Are any of my fellow Homeshare hosts itemizing the operating costs of their AirBnb? Please forgive my ignorance, but this is the first year I have have paid taxes for my AirBnb income and I’d like to give this info to my accountant, who isn’t familiar with AirBnb. Maybe “it isn’t worth it”, as I average $12k for my little room?
Thanks for ANY links, info or advice. As I said, I am utterly ignorant on this topic!
Of course, we deduct the expenses of our short-term rentals. To be clear these are not ‘itemized deductions’ that most U.S. taxpayers don’t take, opting for the standard deduction instead.
Your expenses against STR income are deductions either on Schedule E or Such C of a U.S. 1040 federal income tax return. I got the impression that @dpfromva is quite knowledgeable about taxes, though information here is at most guidance not personalized or tax advice, which you should seek only from a qualified representative. [This is not a perfunctory disclaimer. You really need to get advice only from someone who is both licensed and knows your whole situation.]
And, yes, it is worth it as every dollar of expense, whether ‘hard’ expense like toiletries, mortgage interest, property taxes, utilities or ‘soft’ expense like depreciation reduces your taxes by your marginal income tax rate. As a Homeshare Host you’ll need to be careful in allocating expenses to the business that are not personal.
Are you a U.S. taxpayer? In which state?
Your accountant might not know much about Airbnbs but should know about business and rental expenses. SO your accountant might know more about this than you think. Have you discussed this with your accountant?
Do you have commercial insurance? [Or somehow know that you can get a rider on your current insurance policy that will cover you for liability for these commercial rentals? That is, if a guest trips and falls (one of the most common claims) and sues you for $1,000,000, are you covered? Or accidentally starts a fire that destroys your home, are you covered? Or . . . ? The list goes on.]

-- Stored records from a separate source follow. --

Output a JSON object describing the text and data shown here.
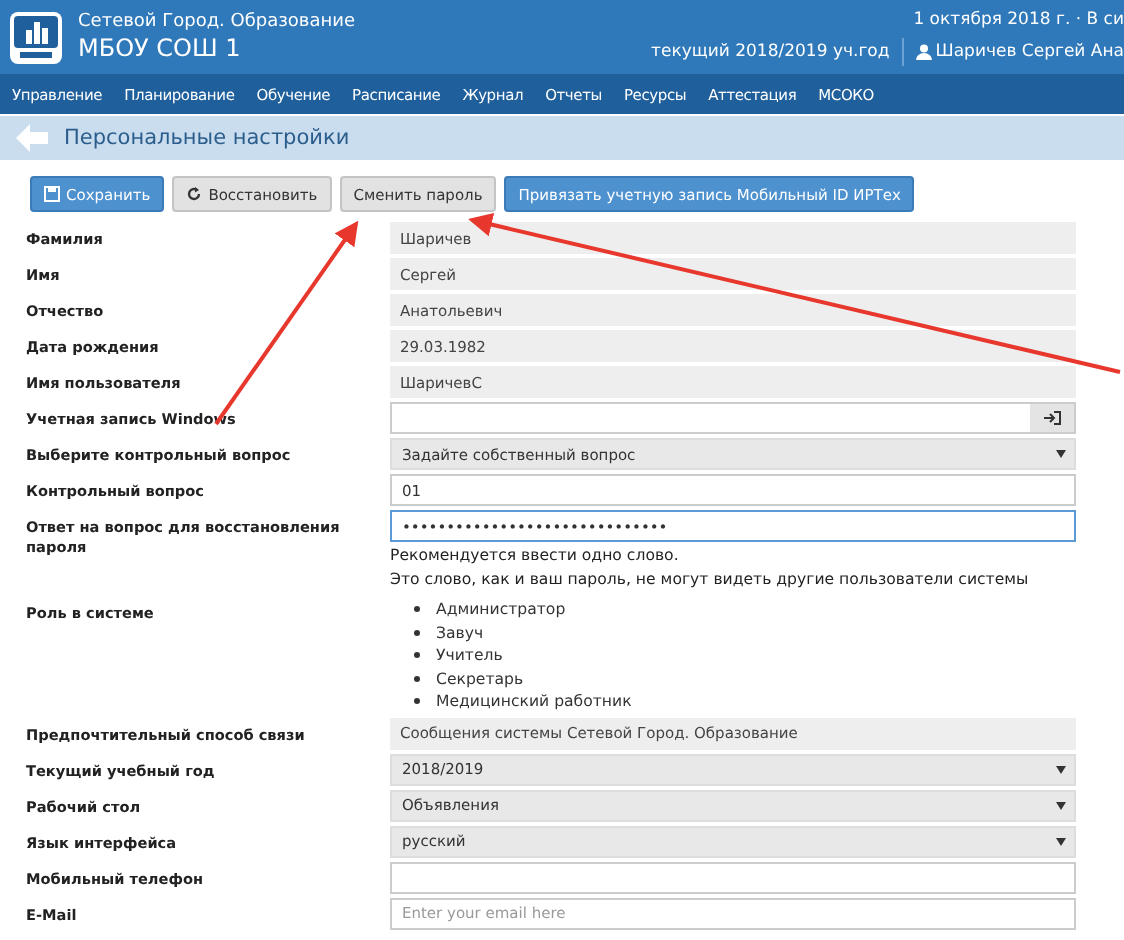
{
  "header": {
    "app_name": "Сетевой Город. Образование",
    "school": "МБОУ СОШ 1",
    "date": "1 октября 2018 г. · В си",
    "year": "текущий 2018/2019 уч.год",
    "user": "Шаричев Сергей Ана"
  },
  "nav": [
    "Управление",
    "Планирование",
    "Обучение",
    "Расписание",
    "Журнал",
    "Отчеты",
    "Ресурсы",
    "Аттестация",
    "МСОКО"
  ],
  "page_title": "Персональные настройки",
  "toolbar": [
    {
      "label": "Сохранить",
      "kind": "primary"
    },
    {
      "label": "Восстановить",
      "kind": "default"
    },
    {
      "label": "Сменить пароль",
      "kind": "default"
    },
    {
      "label": "Привязать учетную запись Мобильный ID ИРТех",
      "kind": "primary"
    }
  ],
  "fields": [
    {
      "label": "Фамилия",
      "kind": "readonly",
      "value": "Шаричев"
    },
    {
      "label": "Имя",
      "kind": "readonly",
      "value": "Сергей"
    },
    {
      "label": "Отчество",
      "kind": "readonly",
      "value": "Анатольевич"
    },
    {
      "label": "Дата рождения",
      "kind": "readonly",
      "value": "29.03.1982"
    },
    {
      "label": "Имя пользователя",
      "kind": "readonly",
      "value": "ШаричевС"
    },
    {
      "label": "Учетная запись Windows",
      "kind": "input_button"
    },
    {
      "label": "Выберите контрольный вопрос",
      "kind": "select",
      "value": "Задайте собственный вопрос"
    },
    {
      "label": "Контрольный вопрос",
      "kind": "input",
      "value": "01"
    },
    {
      "label": "Ответ на вопрос для восстановления пароля",
      "kind": "password",
      "value": "••••••••••••••••••••••••••••••",
      "focused": true,
      "hints": [
        "Рекомендуется ввести одно слово.",
        "Это слово, как и ваш пароль, не могут видеть другие пользователи системы"
      ]
    },
    {
      "label": "Роль в системе",
      "kind": "list",
      "items": [
        "Администратор",
        "Завуч",
        "Учитель",
        "Секретарь",
        "Медицинский работник"
      ]
    },
    {
      "label": "Предпочтительный способ связи",
      "kind": "readonly",
      "value": "Сообщения системы Сетевой Город. Образование"
    },
    {
      "label": "Текущий учебный год",
      "kind": "select",
      "value": "2018/2019"
    },
    {
      "label": "Рабочий стол",
      "kind": "select",
      "value": "Объявления"
    },
    {
      "label": "Язык интерфейса",
      "kind": "select",
      "value": "русский"
    },
    {
      "label": "Мобильный телефон",
      "kind": "input"
    },
    {
      "label": "E-Mail",
      "kind": "input",
      "placeholder": "Enter your email here"
    }
  ]
}
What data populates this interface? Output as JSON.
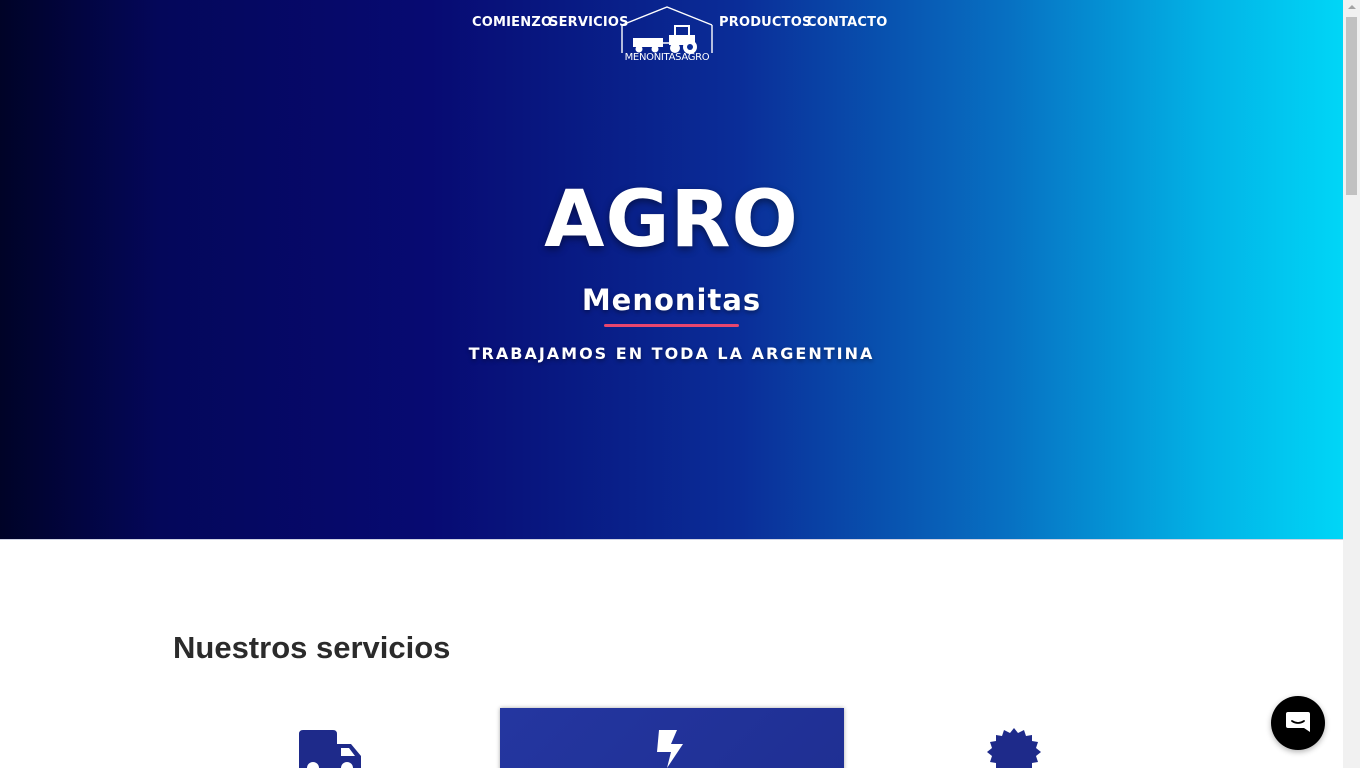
{
  "nav": {
    "items": [
      {
        "label": "COMIENZO"
      },
      {
        "label": "SERVICIOS"
      },
      {
        "label": "PRODUCTOS"
      },
      {
        "label": "CONTACTO"
      }
    ],
    "logo_text": "MENONITASAGRO"
  },
  "hero": {
    "title": "AGRO",
    "subtitle": "Menonitas",
    "tagline": "TRABAJAMOS EN TODA LA ARGENTINA",
    "accent_color": "#e8466e"
  },
  "services": {
    "heading": "Nuestros servicios",
    "icons": [
      "truck-icon",
      "bolt-icon",
      "certificate-badge-icon"
    ],
    "card_color": "#1f2f93"
  },
  "chat": {
    "icon": "chat-bubble-icon"
  }
}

He or she doesn’t need to be familiar with Airbnb. It’s a short term rental business - a business that has been going on for thousands of years.
Your situation depends where you’re located to a great extent. The best thing to do is talk to your accountant.
My accountant takes care of figuring out what portion of my house, utilities, etc that my STR uses. I itemize cost of linen replacement, food, and other additions to the space. Before COVID I was making $12-15,000 and it was worth it in my state in the US. A few dollars can change a tax bracket.
I don’t quite understand your question. What “isn’t worth it”? Of course you should keep track of your expenses and have a talk with your accountant who can figure out how much money you are really making after expenses and taxes. Then it’s up to you to figure out if it’s worth hosting. Unless you’re actually losing money, or making $3/hr. for your own labor time, I’m not sure how it would be more financially advantageous to have an empty room sitting there than to rent it out.
Once you get some numbers from your accountant, you can figure out if you perhaps need to raise your prices a bit. I also have had to start paying taxes this year, and I will be raising my nightly price by a few bucks to offset that. I won’t be hosting again until Oct, so I haven’t done it yet, but I definitely will.
Don’t forget about expenses for things that are part of your normal bills, whether you were hosting or not, like the utilities, property taxes, etc. A percentage of those can usually be used as deductions for a home-based business.
Thank you all for the valuable information. My accountant is familiar with rentals in general, but the info his worksheet asked for just isn’t appropriate - it’s for apartment rental, etc. The P&L for AirBnb rental that a member of another forum volunteered to the Community a year or so back, jibed with the advice of a friend/host I spoke with this evening, whose accountant is familiar with AirBnb.
Whew, so happy to be almost “out of the woods”.
Thanks again for volunteering great info, and so kindly!
If the accountant doesn’t ask you how long your average stay is, then you should consult a different accountant. That should be the accountant’s first question because nothing can go forward correctly without that information.
Of course we write off expenses. Save all of your receipts. If your accountant isn’t familiar with ABB, find somebody who is or just pay more in taxes.
Our first 6 months our expenses slightly exceeded our income owing to repairs.